As many of you TransGriot readers are aware of, the Houston area got hit with 8-12 inches of rain in a six hour period from 9 PM Monday night to early Tuesday morning from an intense line of storms that brewed up on Memorial Day and extended from San Antonio to the Texas-Oklahoma border.
While the northern end of that line quickly blew through the Dallas-Ft Worth area, the southern end took its sweet time passing though our metro area which has had more than our fair share of rain over the last several weeks.
It didn't help that much of the rain hitting central Texas flows through Houston and its network of bayous on its way to emptying out into Galveston Bay and the Gulf of Mexico.
The southwest side got the bulk of the rain, with 11.5 inches falling on that side of town. I live on the northwest side, and while we got 8 to 9.5 inches, we were spared the flooding that whacked Meyerland and other affected parts of Southwest Houston.
There were 200 folks stuck at Toyota Center downtown after the Warriors-Rockets playoff game until early Tuesday morning because they couldn't get back home our out of the downtown area.
It got bad around 1 AM when Buffalo, White Oak, Keegan's and Brays Bayous went over their banks and caused major flooding on I-45 where it crosses White Oak Bayou at the junction with I-10 near downtown, and TX 288 flooded as usual between where it splits south of downtown from US 59 and 610 South and crosses Brays Bayou near the Med Center..
The Buffalo Bayou flooding also affected Memorial Dr. and Allen Parkway, which are major routes into downtown Houston from the west side of town.
There was also street flooding in various parts of town since Houston streets are designed to hold it, then feed it to the drains that lead to the bayous. We had many of the underpasses hit with so much water it overwhelmed the pumps that keep them dry.
We also had a lightning caused fire at an apartment complex in the area near NRG Stadium that left 16 people homeless.
Sadly, we have had 5 deaths from the flooding, mainly drivers who realized too late the water they were driving in during the late night-early AM hours was rising too fast and quickly became too deep for them to act quickly. They are also at this writing still searching for two senior citizens who were swept away down Brays Bayou after a boat that was rescuing them Tuesday capsized.

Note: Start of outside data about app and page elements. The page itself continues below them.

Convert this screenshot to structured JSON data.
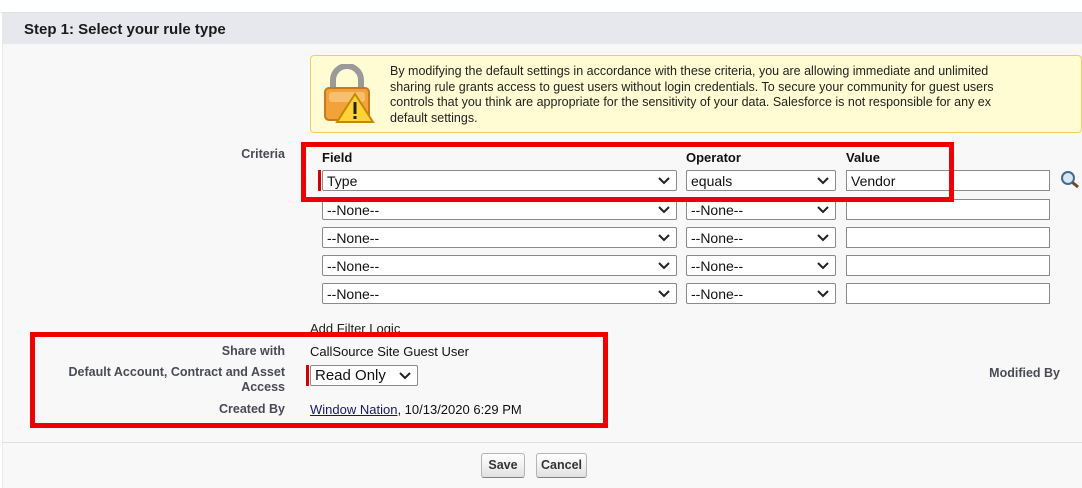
{
  "section": {
    "title": "Step 1: Select your rule type"
  },
  "warning": {
    "lines": [
      "By modifying the default settings in accordance with these criteria, you are allowing immediate and unlimited",
      "sharing rule grants access to guest users without login credentials. To secure your community for guest users",
      "controls that you think are appropriate for the sensitivity of your data. Salesforce is not responsible for any ex",
      "default settings."
    ],
    "icon": "lock-warning-icon"
  },
  "criteria": {
    "label": "Criteria",
    "headers": {
      "field": "Field",
      "operator": "Operator",
      "value": "Value"
    },
    "rows": [
      {
        "field": "Type",
        "operator": "equals",
        "value": "Vendor"
      },
      {
        "field": "--None--",
        "operator": "--None--",
        "value": ""
      },
      {
        "field": "--None--",
        "operator": "--None--",
        "value": ""
      },
      {
        "field": "--None--",
        "operator": "--None--",
        "value": ""
      },
      {
        "field": "--None--",
        "operator": "--None--",
        "value": ""
      }
    ],
    "add_filter_logic": "Add Filter Logic"
  },
  "details": {
    "share_with_label": "Share with",
    "share_with_value": "CallSource Site Guest User",
    "access_label_line1": "Default Account, Contract and Asset",
    "access_label_line2": "Access",
    "access_value": "Read Only",
    "created_by_label": "Created By",
    "created_by_name": "Window Nation",
    "created_by_date": ", 10/13/2020 6:29 PM",
    "modified_by_label": "Modified By"
  },
  "buttons": {
    "save": "Save",
    "cancel": "Cancel"
  },
  "colors": {
    "highlight": "#ee0000",
    "required": "#cc0000",
    "warning_bg": "#fffbd2"
  }
}
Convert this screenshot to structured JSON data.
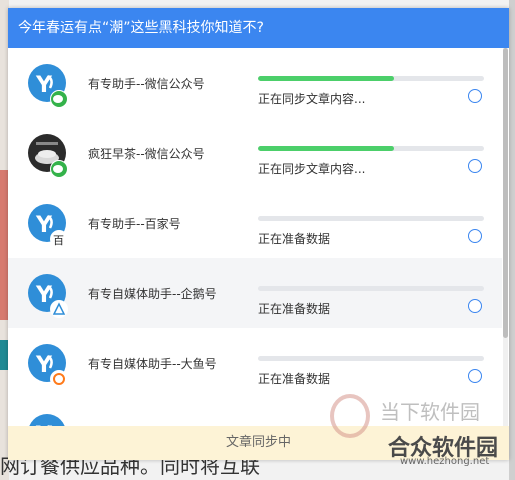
{
  "dialog": {
    "title": "今年春运有点“潮”这些黑科技你知道不?",
    "footer_status": "文章同步中"
  },
  "accounts": [
    {
      "name": "有专助手--微信公众号",
      "status": "正在同步文章内容...",
      "progress": 0.6,
      "avatar": "youzhuan-logo",
      "badge": "wechat-icon",
      "highlighted": false
    },
    {
      "name": "疯狂早茶--微信公众号",
      "status": "正在同步文章内容...",
      "progress": 0.6,
      "avatar": "tea-photo",
      "badge": "wechat-icon",
      "highlighted": false
    },
    {
      "name": "有专助手--百家号",
      "status": "正在准备数据",
      "progress": 0,
      "avatar": "youzhuan-logo",
      "badge": "baijiahao-icon",
      "highlighted": false
    },
    {
      "name": "有专自媒体助手--企鹅号",
      "status": "正在准备数据",
      "progress": 0,
      "avatar": "youzhuan-logo",
      "badge": "penguin-icon",
      "highlighted": true
    },
    {
      "name": "有专自媒体助手--大鱼号",
      "status": "正在准备数据",
      "progress": 0,
      "avatar": "youzhuan-logo",
      "badge": "dayu-icon",
      "highlighted": false
    },
    {
      "name": "",
      "status": "",
      "progress": 0,
      "avatar": "youzhuan-logo",
      "badge": "",
      "highlighted": false
    }
  ],
  "background_text": "网订餐供应品种。同时将互联",
  "watermark": {
    "line1": "当下软件园",
    "line2": "合众软件园",
    "line3": "www.hezhong.net"
  },
  "colors": {
    "title_bar": "#3b86f0",
    "progress": "#4ccf6a",
    "footer": "#fdf3d6"
  }
}
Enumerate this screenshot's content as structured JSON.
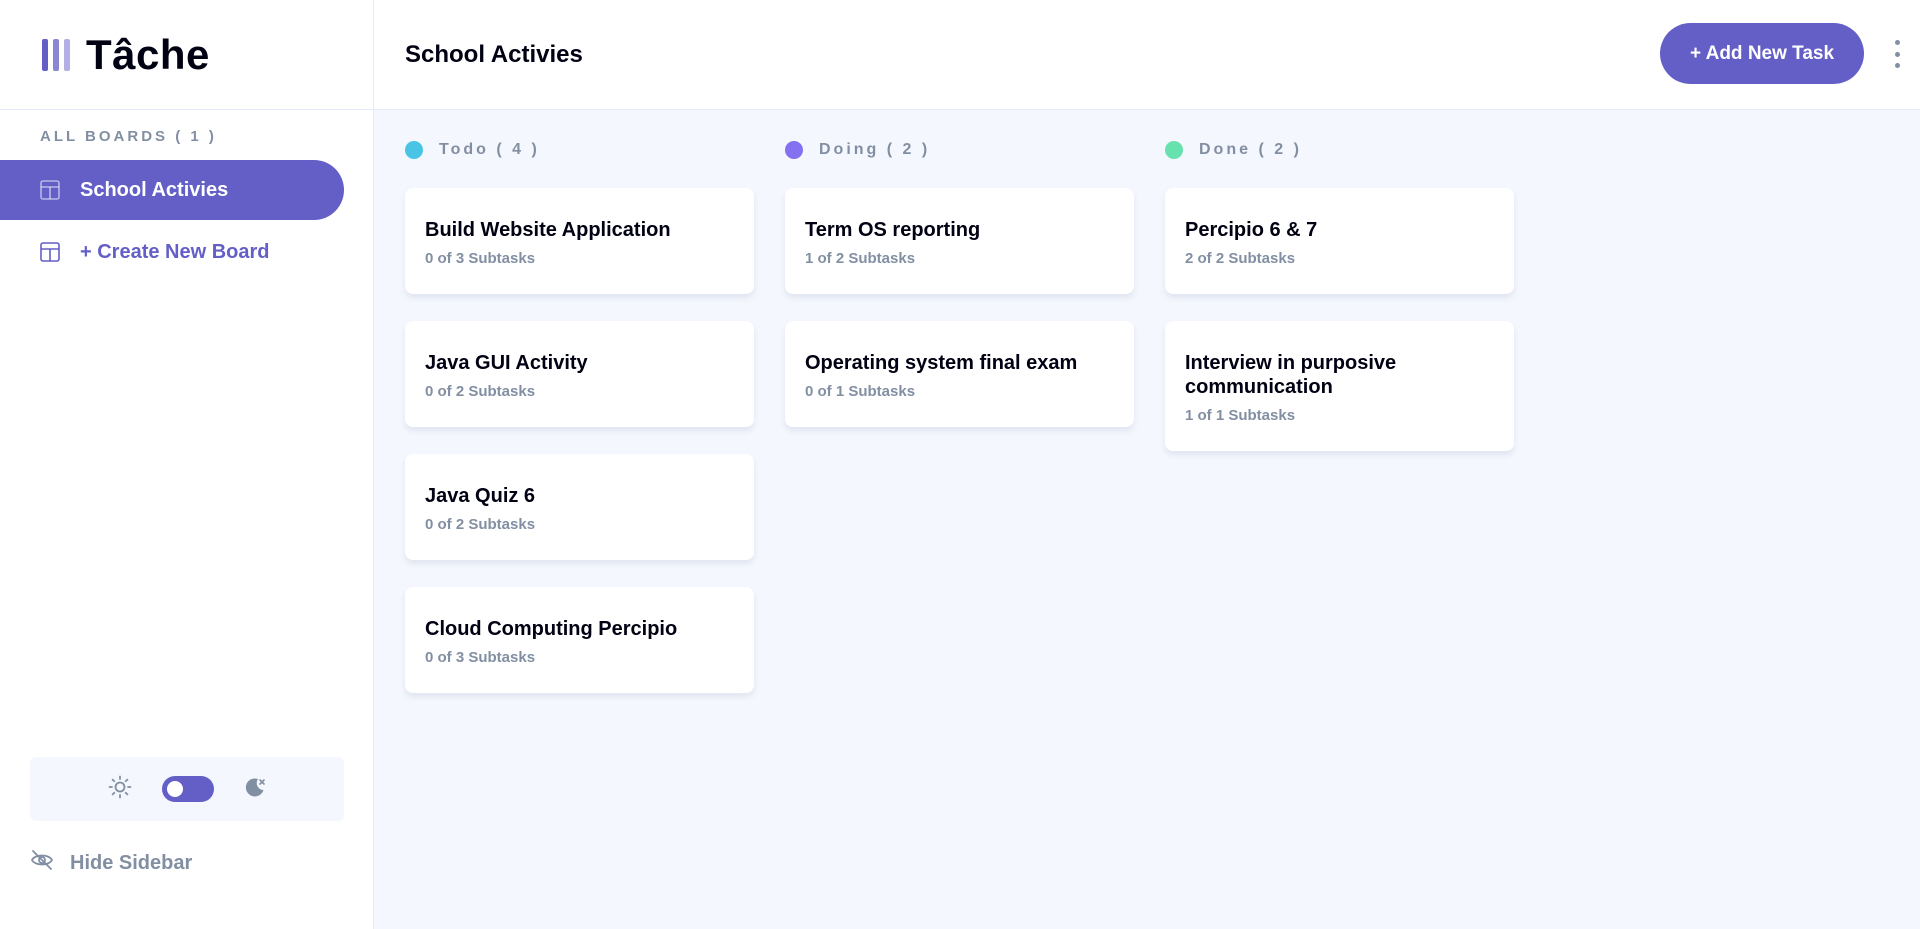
{
  "app": {
    "logo_text": "Tâche"
  },
  "sidebar": {
    "boards_heading": "ALL BOARDS ( 1 )",
    "boards": [
      {
        "label": "School Activies",
        "active": true
      }
    ],
    "create_board_label": "+ Create New Board",
    "hide_sidebar_label": "Hide Sidebar",
    "theme": {
      "light_icon": "sun-icon",
      "dark_icon": "moon-icon",
      "dark_mode": false
    }
  },
  "header": {
    "board_title": "School Activies",
    "add_task_label": "+ Add New Task",
    "menu_icon": "vertical-ellipsis-icon"
  },
  "columns": [
    {
      "name": "Todo ( 4 )",
      "color": "#49c4e5",
      "tasks": [
        {
          "title": "Build Website Application",
          "subtasks": "0 of 3 Subtasks"
        },
        {
          "title": "Java GUI Activity",
          "subtasks": "0 of 2 Subtasks"
        },
        {
          "title": "Java Quiz 6",
          "subtasks": "0 of 2 Subtasks"
        },
        {
          "title": "Cloud Computing Percipio",
          "subtasks": "0 of 3 Subtasks"
        }
      ]
    },
    {
      "name": "Doing ( 2 )",
      "color": "#8471f2",
      "tasks": [
        {
          "title": "Term OS reporting",
          "subtasks": "1 of 2 Subtasks"
        },
        {
          "title": "Operating system final exam",
          "subtasks": "0 of 1 Subtasks"
        }
      ]
    },
    {
      "name": "Done ( 2 )",
      "color": "#67e2ae",
      "tasks": [
        {
          "title": "Percipio 6 & 7",
          "subtasks": "2 of 2 Subtasks"
        },
        {
          "title": "Interview in purposive communication",
          "subtasks": "1 of 1 Subtasks"
        }
      ]
    }
  ],
  "colors": {
    "accent": "#635fc7",
    "muted": "#828fa3",
    "background": "#f4f7fd"
  }
}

Houston caught a little break because the sun was out most of the day yesterday, and gave the swollen and affected bayous a chance to send that excess water to Galveston Bay.
As of yet, haven't heard if any of our community peeps or allies being negatively affected, but know that if I do, I'll pass that information on to you as I receive it.
However, we are expecting more heavy rain later this week, so we'll be casting a nervous eye to the skies over the next few days and paying more attention than usual to the weather forecasts..